"These scriptures unambiguously support the meatless way of life. In the Mahabharata, for instance, the great warrior Bhishma explains to Yudhishtira, eldest of the Pandava prices, that the meat of animals is like the flesh of one's won son. Similarly, the Manusmriti declares that one should 'refrain from eating all kinds of meat,' for such eating involves killing and leads to Karmic bondage (bandha) [5.49]. Elsewhere in the Vedic literature, the last of the great Vedic kings, Maharaja Parikshit, is quoted as saying that 'only the animal-killer cannot relish the message of the Absolute Truth [Shrimad Bhagavatam 10.14].'"
He who desires to augment his own flesh by eating the flesh of other creatures lives in misery in whatever species he may take his birth. – Mahabharata 115.47
Those high-souled persons who desire beauty, faultlessness of limbs, long life, understanding, mental and physical strength and memory should abstain from acts of injury. – Mahabharata 18.115.8
The very name of cow is aghnya ["not to be killed"], including that they should never be slaughtered. Who, then could slay them? Surely, one who kills a cow or a bull commits a heinous crime. – Mahabharata, Shantiparva 262.47
The purchaser of flesh performs himsa (violence) by his wealth; he who eats flesh does so by enjoying its taste; the killer does himsa by actually tying and killing the animal. Thus, there are three forms of killing: he how brings flesh or sends for it, he who cuts off the limbs of an animal, and he who purchases, sells or cooks flesh and eats it – all of these are to be considered meat-eaters. – Mahabharata, Anu. 115.40

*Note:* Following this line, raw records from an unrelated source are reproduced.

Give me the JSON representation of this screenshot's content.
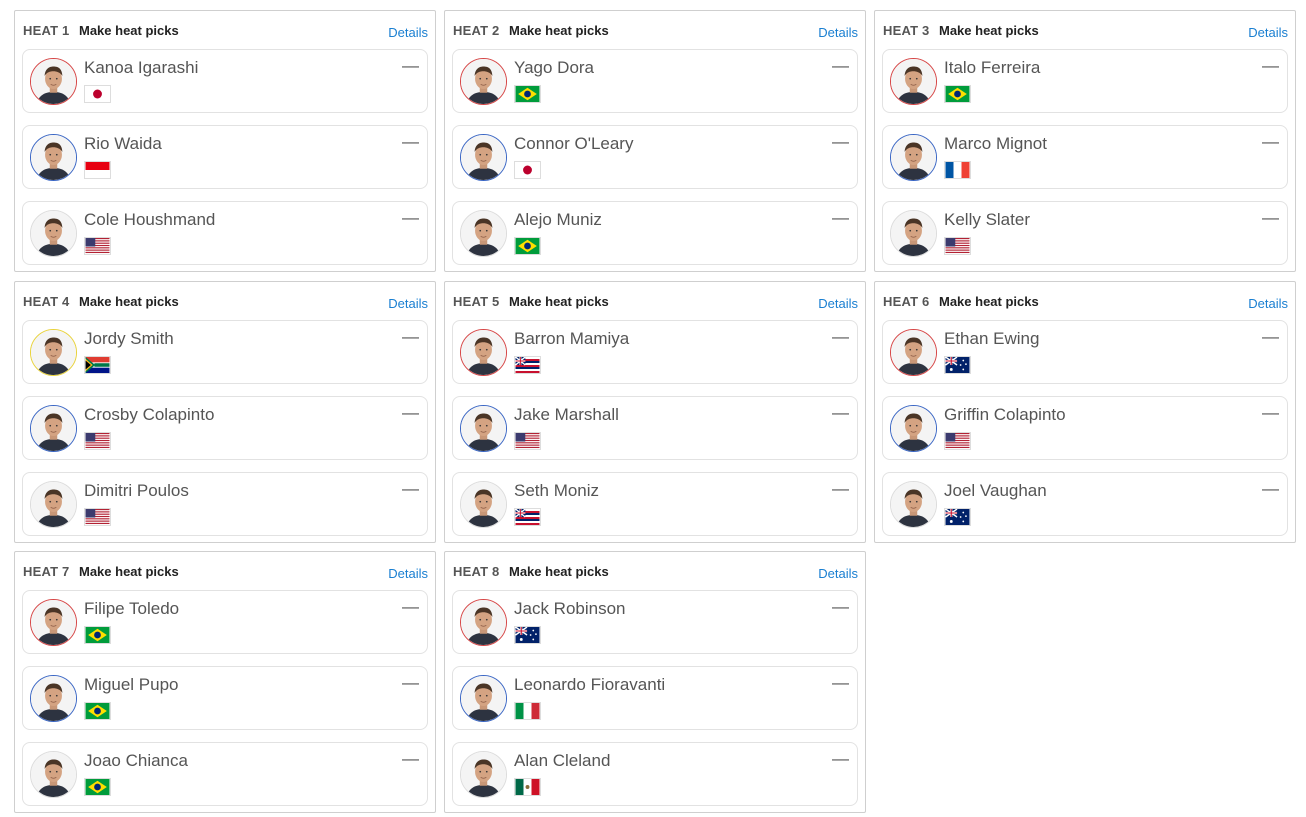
{
  "detail_label": "Details",
  "picks_label": "Make heat picks",
  "heats": [
    {
      "label": "HEAT 1",
      "athletes": [
        {
          "name": "Kanoa Igarashi",
          "country": "JPN",
          "ring_color": "#d64545",
          "score": "—"
        },
        {
          "name": "Rio Waida",
          "country": "IDN",
          "ring_color": "#3a66c4",
          "score": "—"
        },
        {
          "name": "Cole Houshmand",
          "country": "USA",
          "ring_color": "#dcdcdc",
          "score": "—"
        }
      ]
    },
    {
      "label": "HEAT 2",
      "athletes": [
        {
          "name": "Yago Dora",
          "country": "BRA",
          "ring_color": "#d64545",
          "score": "—"
        },
        {
          "name": "Connor O'Leary",
          "country": "JPN",
          "ring_color": "#3a66c4",
          "score": "—"
        },
        {
          "name": "Alejo Muniz",
          "country": "BRA",
          "ring_color": "#dcdcdc",
          "score": "—"
        }
      ]
    },
    {
      "label": "HEAT 3",
      "athletes": [
        {
          "name": "Italo Ferreira",
          "country": "BRA",
          "ring_color": "#d64545",
          "score": "—"
        },
        {
          "name": "Marco Mignot",
          "country": "FRA",
          "ring_color": "#3a66c4",
          "score": "—"
        },
        {
          "name": "Kelly Slater",
          "country": "USA",
          "ring_color": "#dcdcdc",
          "score": "—"
        }
      ]
    },
    {
      "label": "HEAT 4",
      "athletes": [
        {
          "name": "Jordy Smith",
          "country": "ZAF",
          "ring_color": "#e8d23a",
          "score": "—"
        },
        {
          "name": "Crosby Colapinto",
          "country": "USA",
          "ring_color": "#3a66c4",
          "score": "—"
        },
        {
          "name": "Dimitri Poulos",
          "country": "USA",
          "ring_color": "#dcdcdc",
          "score": "—"
        }
      ]
    },
    {
      "label": "HEAT 5",
      "athletes": [
        {
          "name": "Barron Mamiya",
          "country": "HAW",
          "ring_color": "#d64545",
          "score": "—"
        },
        {
          "name": "Jake Marshall",
          "country": "USA",
          "ring_color": "#3a66c4",
          "score": "—"
        },
        {
          "name": "Seth Moniz",
          "country": "HAW",
          "ring_color": "#dcdcdc",
          "score": "—"
        }
      ]
    },
    {
      "label": "HEAT 6",
      "athletes": [
        {
          "name": "Ethan Ewing",
          "country": "AUS",
          "ring_color": "#d64545",
          "score": "—"
        },
        {
          "name": "Griffin Colapinto",
          "country": "USA",
          "ring_color": "#3a66c4",
          "score": "—"
        },
        {
          "name": "Joel Vaughan",
          "country": "AUS",
          "ring_color": "#dcdcdc",
          "score": "—"
        }
      ]
    },
    {
      "label": "HEAT 7",
      "athletes": [
        {
          "name": "Filipe Toledo",
          "country": "BRA",
          "ring_color": "#d64545",
          "score": "—"
        },
        {
          "name": "Miguel Pupo",
          "country": "BRA",
          "ring_color": "#3a66c4",
          "score": "—"
        },
        {
          "name": "Joao Chianca",
          "country": "BRA",
          "ring_color": "#dcdcdc",
          "score": "—"
        }
      ]
    },
    {
      "label": "HEAT 8",
      "athletes": [
        {
          "name": "Jack Robinson",
          "country": "AUS",
          "ring_color": "#d64545",
          "score": "—"
        },
        {
          "name": "Leonardo Fioravanti",
          "country": "ITA",
          "ring_color": "#3a66c4",
          "score": "—"
        },
        {
          "name": "Alan Cleland",
          "country": "MEX",
          "ring_color": "#dcdcdc",
          "score": "—"
        }
      ]
    }
  ]
}
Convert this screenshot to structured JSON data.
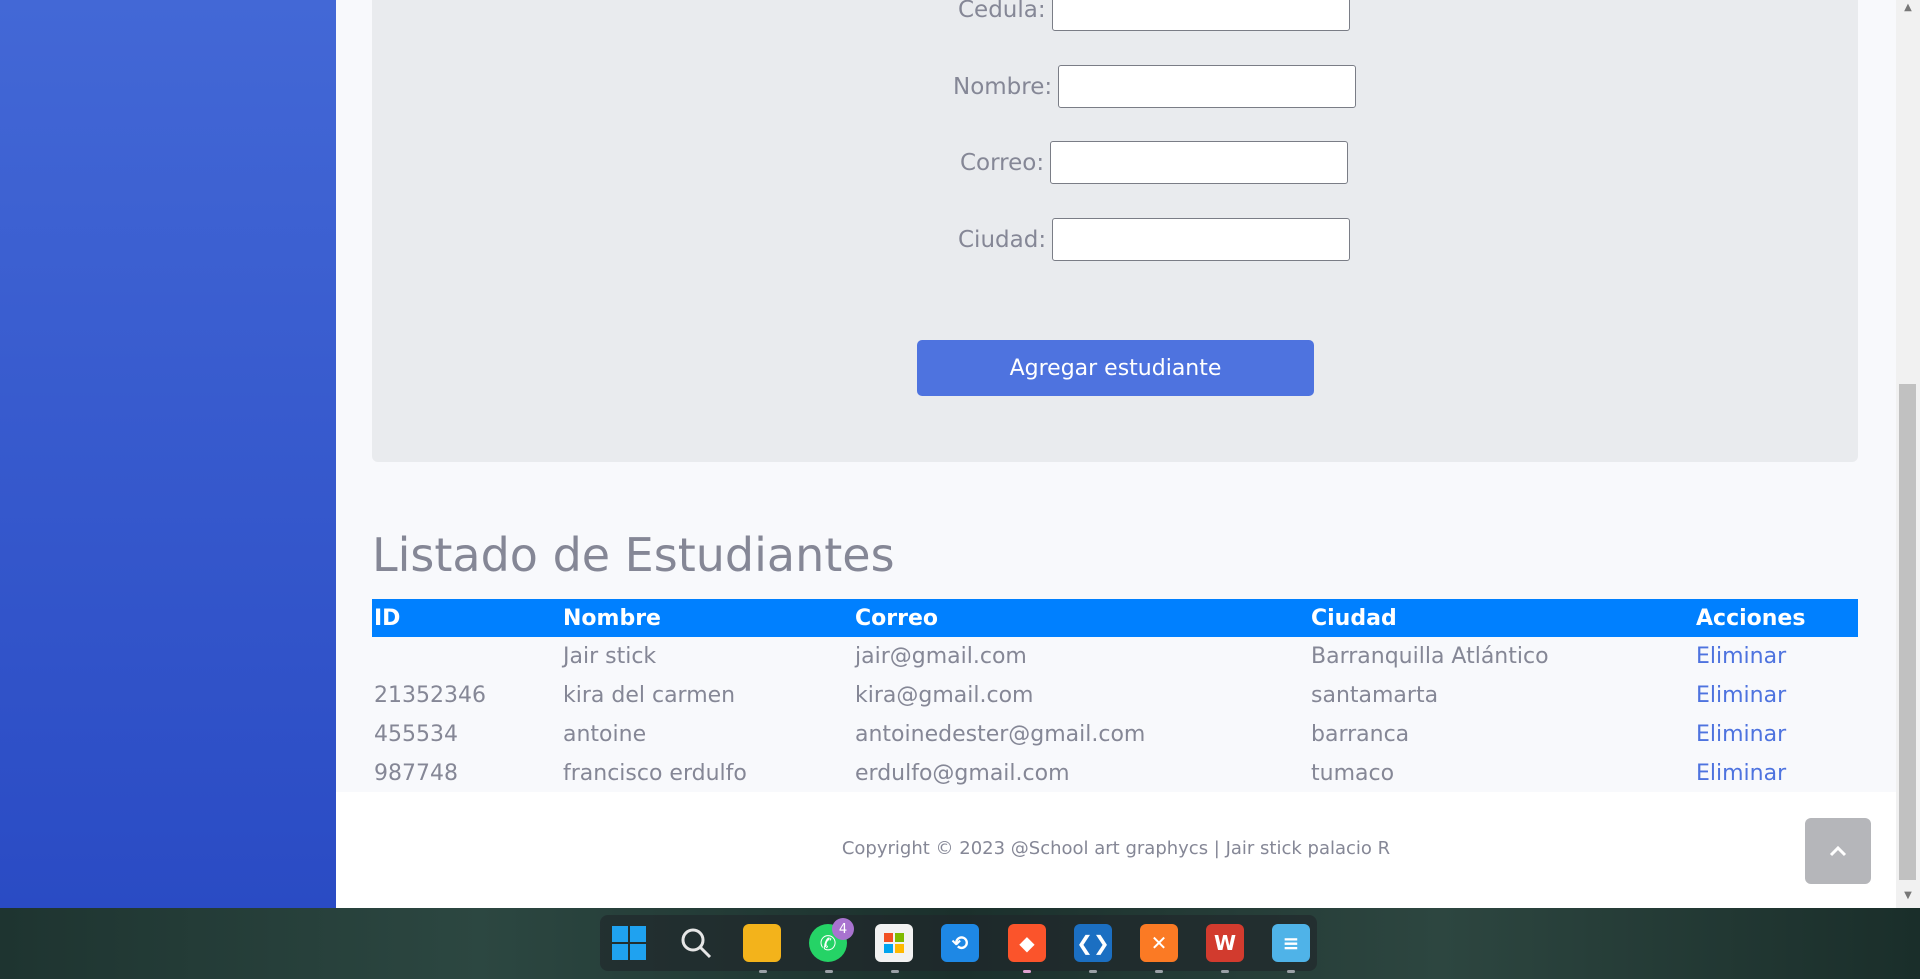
{
  "form": {
    "fields": [
      {
        "label": "Cedula:",
        "value": ""
      },
      {
        "label": "Nombre:",
        "value": ""
      },
      {
        "label": "Correo:",
        "value": ""
      },
      {
        "label": "Ciudad:",
        "value": ""
      }
    ],
    "submit_label": "Agregar estudiante"
  },
  "list": {
    "title": "Listado de Estudiantes",
    "headers": [
      "ID",
      "Nombre",
      "Correo",
      "Ciudad",
      "Acciones"
    ],
    "rows": [
      {
        "id": "",
        "nombre": "Jair stick",
        "correo": "jair@gmail.com",
        "ciudad": "Barranquilla Atlántico",
        "accion": "Eliminar"
      },
      {
        "id": "21352346",
        "nombre": "kira del carmen",
        "correo": "kira@gmail.com",
        "ciudad": "santamarta",
        "accion": "Eliminar"
      },
      {
        "id": "455534",
        "nombre": "antoine",
        "correo": "antoinedester@gmail.com",
        "ciudad": "barranca",
        "accion": "Eliminar"
      },
      {
        "id": "987748",
        "nombre": "francisco erdulfo",
        "correo": "erdulfo@gmail.com",
        "ciudad": "tumaco",
        "accion": "Eliminar"
      }
    ]
  },
  "footer": {
    "copyright": "Copyright © 2023 @School art graphycs | Jair stick palacio R"
  },
  "scroll_top_icon": "chevron-up-icon",
  "taskbar": {
    "whatsapp_badge": "4",
    "icons": [
      "windows-start-icon",
      "search-icon",
      "file-explorer-icon",
      "whatsapp-icon",
      "microsoft-store-icon",
      "app-icon",
      "brave-browser-icon",
      "vscode-icon",
      "xampp-icon",
      "wps-office-icon",
      "notepad-icon"
    ]
  },
  "colors": {
    "sidebar": "#4368d6",
    "primary": "#4e73df",
    "table_header": "#0080ff",
    "text_muted": "#858796"
  }
}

He who sees that the Lord of all is ever the same in all that is – immortal in the field of morality – he sees the truth. And when a man sees that the God in all that is, he hurts not himself by hurting others. Then he goes, indeed, to the highest path. – Bhagavad Gita 13.27-28
Ahimsa is the highest dharma

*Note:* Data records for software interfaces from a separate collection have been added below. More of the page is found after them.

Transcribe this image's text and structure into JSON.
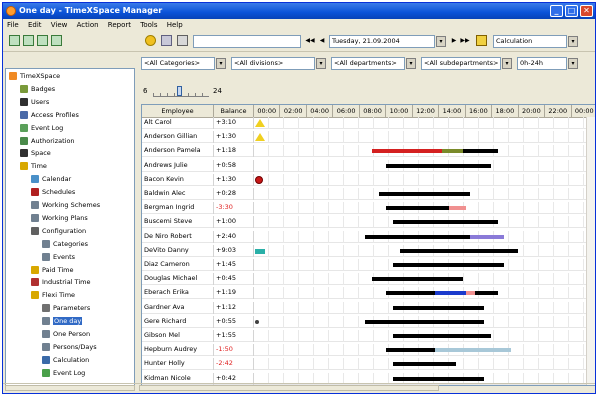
{
  "window": {
    "title": "One day - TimeXSpace Manager"
  },
  "menu": [
    "File",
    "Edit",
    "View",
    "Action",
    "Report",
    "Tools",
    "Help"
  ],
  "toolbar": {
    "date_value": "Tuesday, 21.09.2004",
    "mode_value": "Calculation"
  },
  "filters": {
    "categories": "<All Categories>",
    "divisions": "<All divisions>",
    "departments": "<All departments>",
    "subdepartments": "<All subdepartments>",
    "range": "0h-24h"
  },
  "zoom": {
    "min_label": "6",
    "max_label": "24"
  },
  "tree": [
    {
      "label": "TimeXSpace",
      "icon": "timexspace-icon",
      "color": "#f08a24",
      "indent": 0
    },
    {
      "label": "Badges",
      "icon": "badges-icon",
      "color": "#7a9a3a",
      "indent": 1
    },
    {
      "label": "Users",
      "icon": "users-icon",
      "color": "#303030",
      "indent": 1
    },
    {
      "label": "Access Profiles",
      "icon": "access-profiles-icon",
      "color": "#4a6aa8",
      "indent": 1
    },
    {
      "label": "Event Log",
      "icon": "event-log-icon",
      "color": "#5aa05a",
      "indent": 1
    },
    {
      "label": "Authorization",
      "icon": "authorization-icon",
      "color": "#4a8a4a",
      "indent": 1
    },
    {
      "label": "Space",
      "icon": "space-icon",
      "color": "#303030",
      "indent": 1
    },
    {
      "label": "Time",
      "icon": "time-icon",
      "color": "#d8a800",
      "indent": 1
    },
    {
      "label": "Calendar",
      "icon": "calendar-icon",
      "color": "#4a90c8",
      "indent": 2
    },
    {
      "label": "Schedules",
      "icon": "schedules-icon",
      "color": "#b02020",
      "indent": 2
    },
    {
      "label": "Working Schemes",
      "icon": "working-schemes-icon",
      "color": "#708090",
      "indent": 2
    },
    {
      "label": "Working Plans",
      "icon": "working-plans-icon",
      "color": "#708090",
      "indent": 2
    },
    {
      "label": "Configuration",
      "icon": "configuration-icon",
      "color": "#606060",
      "indent": 2
    },
    {
      "label": "Categories",
      "icon": "categories-icon",
      "color": "#708090",
      "indent": 3
    },
    {
      "label": "Events",
      "icon": "events-icon",
      "color": "#708090",
      "indent": 3
    },
    {
      "label": "Paid Time",
      "icon": "paid-time-icon",
      "color": "#d8a800",
      "indent": 2
    },
    {
      "label": "Industrial Time",
      "icon": "industrial-time-icon",
      "color": "#b03030",
      "indent": 2
    },
    {
      "label": "Flexi Time",
      "icon": "flexi-time-icon",
      "color": "#d8a800",
      "indent": 2
    },
    {
      "label": "Parameters",
      "icon": "parameters-icon",
      "color": "#707070",
      "indent": 3
    },
    {
      "label": "One day",
      "icon": "one-day-icon",
      "color": "#708090",
      "indent": 3,
      "selected": true
    },
    {
      "label": "One Person",
      "icon": "one-person-icon",
      "color": "#708090",
      "indent": 3
    },
    {
      "label": "Persons/Days",
      "icon": "persons-days-icon",
      "color": "#708090",
      "indent": 3
    },
    {
      "label": "Calculation",
      "icon": "calculation-icon",
      "color": "#3a6aa8",
      "indent": 3
    },
    {
      "label": "Event Log",
      "icon": "flexi-event-log-icon",
      "color": "#4aa04a",
      "indent": 3
    }
  ],
  "grid": {
    "columns": {
      "employee": "Employee",
      "balance": "Balance"
    },
    "hours": [
      "00:00",
      "02:00",
      "04:00",
      "06:00",
      "08:00",
      "10:00",
      "12:00",
      "14:00",
      "16:00",
      "18:00",
      "20:00",
      "22:00",
      "00:00"
    ],
    "rows": [
      {
        "name": "Alt Carol",
        "balance": "+3:10",
        "negative": false,
        "marker": "warning-icon",
        "bars": []
      },
      {
        "name": "Anderson Gillian",
        "balance": "+1:30",
        "negative": false,
        "marker": "warning-icon",
        "bars": []
      },
      {
        "name": "Anderson Pamela",
        "balance": "+1:18",
        "negative": false,
        "marker": null,
        "bars": [
          {
            "start": 8.5,
            "end": 13.5,
            "color": "#d42020"
          },
          {
            "start": 13.5,
            "end": 15.0,
            "color": "#7a8a2a"
          },
          {
            "start": 15.0,
            "end": 17.5,
            "color": "#000000"
          }
        ]
      },
      {
        "name": "Andrews Julie",
        "balance": "+0:58",
        "negative": false,
        "marker": null,
        "bars": [
          {
            "start": 9.5,
            "end": 17.0,
            "color": "#000000"
          }
        ]
      },
      {
        "name": "Bacon Kevin",
        "balance": "+1:30",
        "negative": false,
        "marker": "stop-icon",
        "bars": []
      },
      {
        "name": "Baldwin Alec",
        "balance": "+0:28",
        "negative": false,
        "marker": null,
        "bars": [
          {
            "start": 9.0,
            "end": 15.5,
            "color": "#000000"
          }
        ]
      },
      {
        "name": "Bergman Ingrid",
        "balance": "-3:30",
        "negative": true,
        "marker": null,
        "bars": [
          {
            "start": 9.5,
            "end": 14.0,
            "color": "#000000"
          },
          {
            "start": 14.0,
            "end": 15.2,
            "color": "#f09090"
          }
        ]
      },
      {
        "name": "Buscemi Steve",
        "balance": "+1:00",
        "negative": false,
        "marker": null,
        "bars": [
          {
            "start": 10.0,
            "end": 17.5,
            "color": "#000000"
          }
        ]
      },
      {
        "name": "De Niro Robert",
        "balance": "+2:40",
        "negative": false,
        "marker": null,
        "bars": [
          {
            "start": 8.0,
            "end": 15.5,
            "color": "#000000"
          },
          {
            "start": 15.5,
            "end": 18.0,
            "color": "#8a7ad8"
          }
        ]
      },
      {
        "name": "DeVito Danny",
        "balance": "+9:03",
        "negative": false,
        "marker": "arrow-icon",
        "bars": [
          {
            "start": 10.5,
            "end": 19.0,
            "color": "#000000"
          }
        ]
      },
      {
        "name": "Diaz Cameron",
        "balance": "+1:45",
        "negative": false,
        "marker": null,
        "bars": [
          {
            "start": 10.0,
            "end": 18.0,
            "color": "#000000"
          }
        ]
      },
      {
        "name": "Douglas Michael",
        "balance": "+0:45",
        "negative": false,
        "marker": null,
        "bars": [
          {
            "start": 8.5,
            "end": 15.0,
            "color": "#000000"
          }
        ]
      },
      {
        "name": "Eberach Erika",
        "balance": "+1:19",
        "negative": false,
        "marker": null,
        "bars": [
          {
            "start": 9.5,
            "end": 13.0,
            "color": "#000000"
          },
          {
            "start": 13.0,
            "end": 15.2,
            "color": "#1a3acc"
          },
          {
            "start": 15.2,
            "end": 15.9,
            "color": "#f09090"
          },
          {
            "start": 15.9,
            "end": 17.5,
            "color": "#000000"
          }
        ]
      },
      {
        "name": "Gardner Ava",
        "balance": "+1:12",
        "negative": false,
        "marker": null,
        "bars": [
          {
            "start": 10.0,
            "end": 16.5,
            "color": "#000000"
          }
        ]
      },
      {
        "name": "Gere Richard",
        "balance": "+0:55",
        "negative": false,
        "marker": "dot-icon",
        "bars": [
          {
            "start": 8.0,
            "end": 16.5,
            "color": "#000000"
          }
        ]
      },
      {
        "name": "Gibson Mel",
        "balance": "+1:55",
        "negative": false,
        "marker": null,
        "bars": [
          {
            "start": 10.0,
            "end": 17.0,
            "color": "#000000"
          }
        ]
      },
      {
        "name": "Hepburn Audrey",
        "balance": "-1:50",
        "negative": true,
        "marker": null,
        "bars": [
          {
            "start": 9.5,
            "end": 13.0,
            "color": "#000000"
          },
          {
            "start": 13.0,
            "end": 18.5,
            "color": "#a8c8d8"
          }
        ]
      },
      {
        "name": "Hunter Holly",
        "balance": "-2:42",
        "negative": true,
        "marker": null,
        "bars": [
          {
            "start": 10.0,
            "end": 14.5,
            "color": "#000000"
          }
        ]
      },
      {
        "name": "Kidman Nicole",
        "balance": "+0:42",
        "negative": false,
        "marker": null,
        "bars": [
          {
            "start": 10.0,
            "end": 16.5,
            "color": "#000000"
          }
        ]
      }
    ]
  }
}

Ahimsa is the best tapas. Ahimsa is the greatest gift. Ahimsa is the highest self-control. Ahimsa is the highest sacrifice. Ahimsa is the highest power. Ahimsa is the highest friend. Ahimsa is the highest truth. Ahimsa is the highest teaching. – Mahabharata 18.116.37-41
WHAT IS THE GOOD WAY? IT IS THE PATH that reflects on how it may avoid killing any creature. – Tirukural 324
All that lives will press palms together in prayerful adoration of those who refuse to slaughter and savor meat. – Tirukural 260
What is virtuous conduct? It is never destroying life, for killing leads to every other sin. – Tirukural 312, 321.
Article copyright Himalayan Academy.